=== Section Start ===
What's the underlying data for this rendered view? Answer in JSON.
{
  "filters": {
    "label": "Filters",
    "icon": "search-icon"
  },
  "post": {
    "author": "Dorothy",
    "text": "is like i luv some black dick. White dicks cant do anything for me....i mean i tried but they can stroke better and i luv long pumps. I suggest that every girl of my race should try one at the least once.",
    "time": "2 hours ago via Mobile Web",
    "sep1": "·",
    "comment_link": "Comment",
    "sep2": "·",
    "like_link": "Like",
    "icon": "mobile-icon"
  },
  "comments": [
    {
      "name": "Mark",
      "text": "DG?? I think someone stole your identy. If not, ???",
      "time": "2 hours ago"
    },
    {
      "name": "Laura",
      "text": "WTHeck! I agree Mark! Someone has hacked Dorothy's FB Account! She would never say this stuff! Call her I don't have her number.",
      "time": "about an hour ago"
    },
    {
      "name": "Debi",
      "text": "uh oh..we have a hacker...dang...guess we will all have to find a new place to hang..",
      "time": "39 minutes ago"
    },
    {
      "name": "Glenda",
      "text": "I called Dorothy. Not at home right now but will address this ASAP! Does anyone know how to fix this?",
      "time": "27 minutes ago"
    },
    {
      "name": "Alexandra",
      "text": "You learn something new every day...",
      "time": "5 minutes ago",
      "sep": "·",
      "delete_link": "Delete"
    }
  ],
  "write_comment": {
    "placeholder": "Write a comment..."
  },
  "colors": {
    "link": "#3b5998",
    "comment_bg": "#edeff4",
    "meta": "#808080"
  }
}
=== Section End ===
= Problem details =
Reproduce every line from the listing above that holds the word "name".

= Answer to the problem =
      "name": "Mark",
      "name": "Laura",
      "name": "Debi",
      "name": "Glenda",
      "name": "Alexandra",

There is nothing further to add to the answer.